The scarcity of weapon diversity and customization is also apparent. Nearly every weapon in FC 4 has been carried over from FC 3, and you can only have up to two attachments per weapon. Why? Would it have killed Ubisoft to change things up a little by offering a more diverse selection of firearms and more player choice with customization? Some weapons have improved, punchier sound effects, but Ubisoft’s lack of effort in freshening up the game’s arsenal reeks of laziness.
My last complaint with Far Cry 4 has to do with the characters. Far Cry 3 was noted for its cast of ridiculous characters, such as the memorable Vaas, and clearly Far Cry 4 takes a lot of cues from its predecessor with its own characters. While newcomers to the series will likely find a lot to like with the expressiveness and colorfulness of these characters, veterans of the series will likely tire of them quickly. It seems as though Ubisoft drew from a very specific rulebook in designing Far Cry 4’s characters, as the vast majority of them are just outright insane and plainly annoying.

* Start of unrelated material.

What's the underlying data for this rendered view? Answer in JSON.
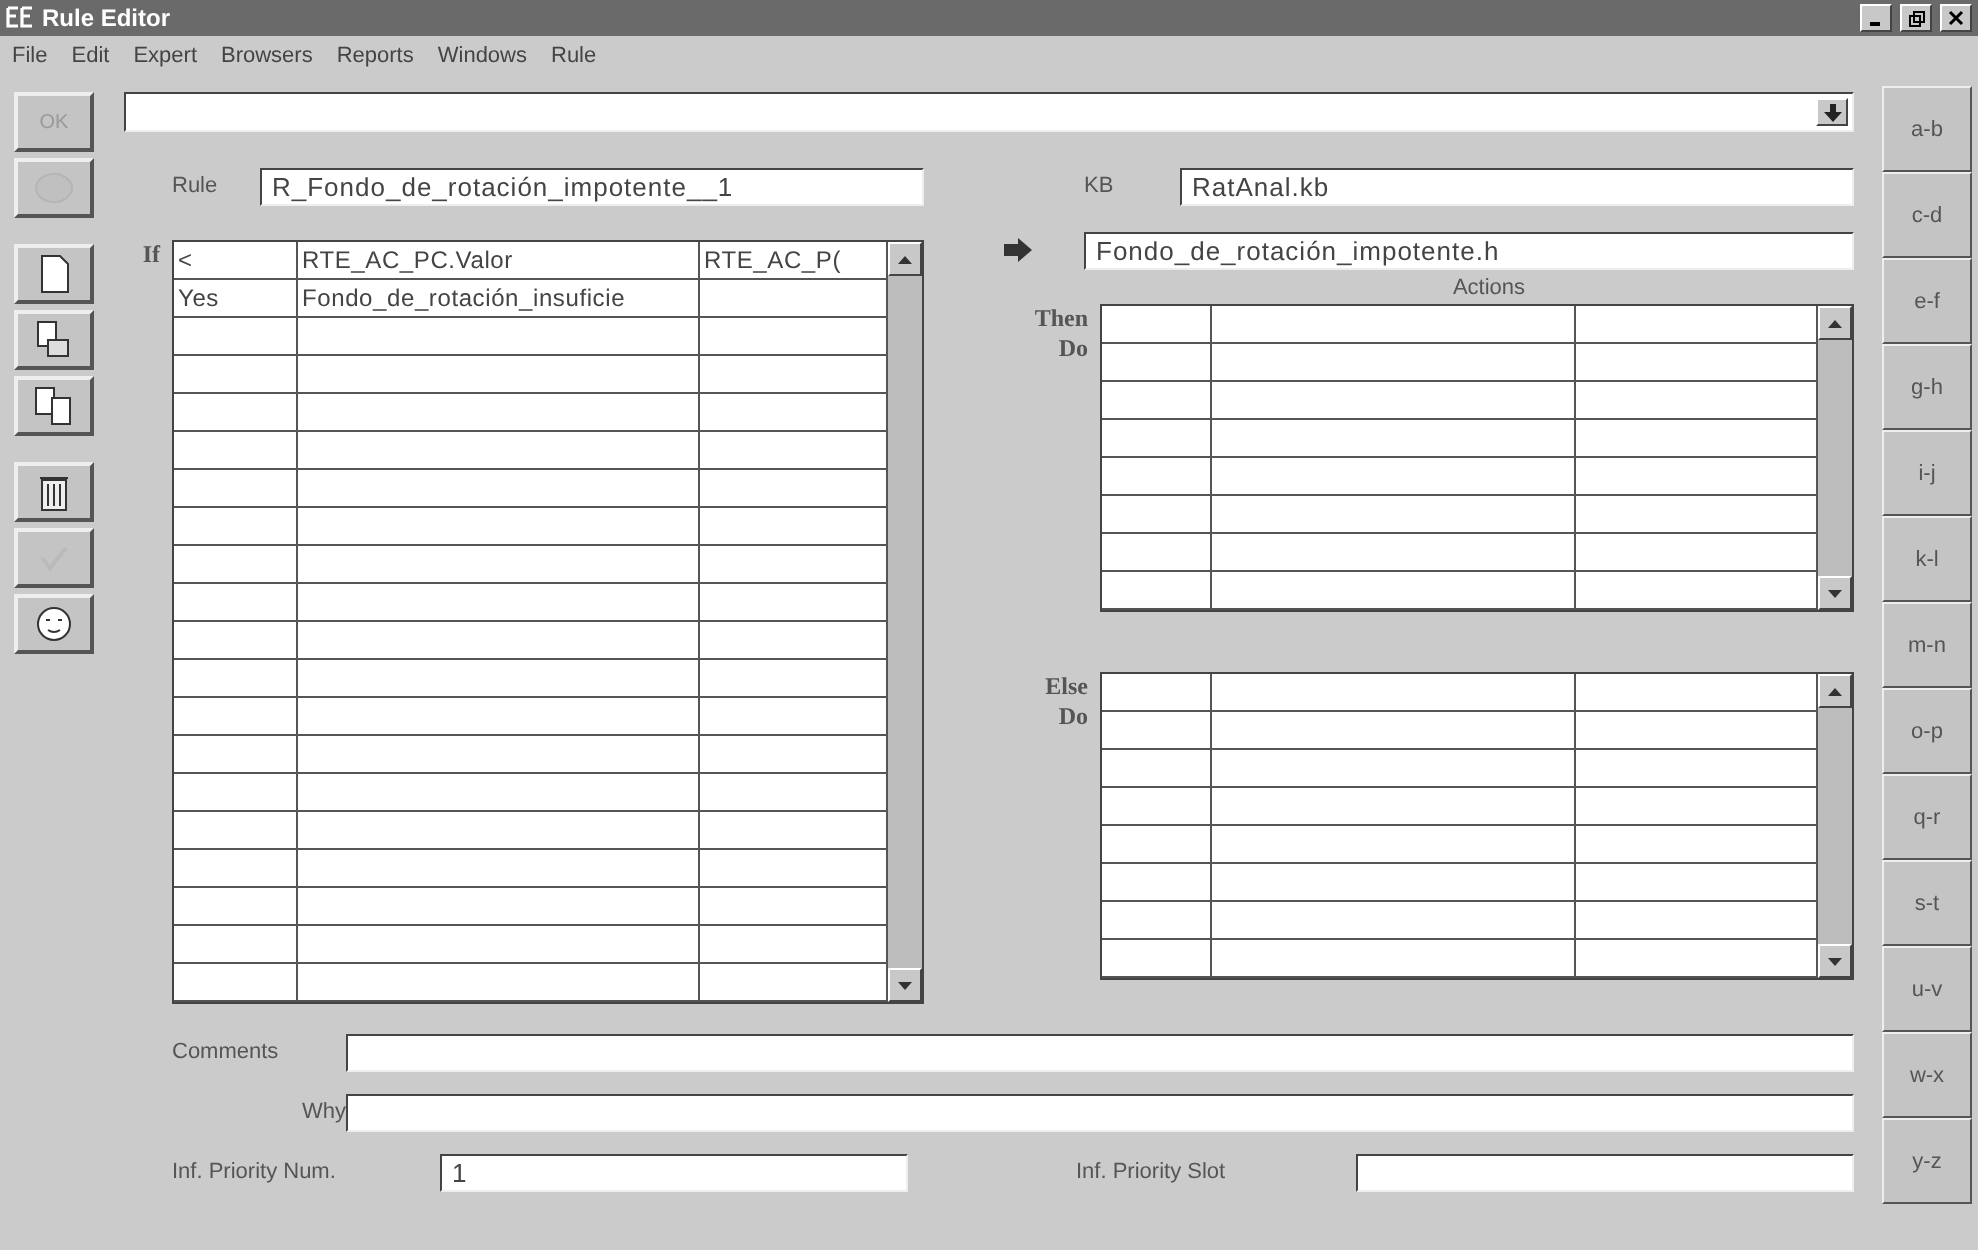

The game’s antagonist, Pagan Min, is a clone of Borderlands 2’s Handsome Jack and will regularly ring you up to make some snide, sarcastic remark every time you throw a wrench in his operations. There’s also a priest who traffics in firearms who gesticulates wildly when speaking and has clearly lost his mind, the two backpacking drug addicts who are practically FC4’s version of Resident Evil Revelations’ Keith and Quint, a deranged fashion designer who leans in scarily close to you many times, and of course, the outright bonkers hillbilly Hurk. In many cases I found these characters extremely grating because they all seemed to be trying so hard to mimic either Vaas or Hoyt from Far Cry 3. It is a lazy way of drawing the player into the story; instead of complex characters that you are fascinated with, the game instead tries to be provocative and controversial with its cast of lunatics.
Instead of making you feel compelled and sucked into these characters, Far Cry 4 only succeeds in making you wish you could shoot them mid-sentence. Given the state of motion and facial capture technology, as well as FC 4’s astounding visuals, it doesn’t need to have characters speaking theatrically and having fits of hysteria to wow us; a more measured, realistic tone would have been better appreciated.
The Final Verdict
It’s hard to imagine that Ubisoft had a hard time working on Far Cry 4; all they had to do was build upon what Far Cry 3 established, and that is exactly what they have done. Far Cry 4 is by far the most complete and well crafted game in the series thus far; it has none of its predecessors’ faults and all of their strengths, and as a result this is an easy game to recommend. However, it is unfortunate that the developer didn’t put a little extra effort into changing the formula up a bit. Far Cry 4 is sure to keep its players entertained for a good while, and I’m hoping that Ubisoft spends a little more time to expand on the series more dramatically in order to prevent it from going stale.
+Lots and lots of things to do
+Increased verticality allows for more tactics
-Plays it a bit too safe by not changing things up from Far Cry 3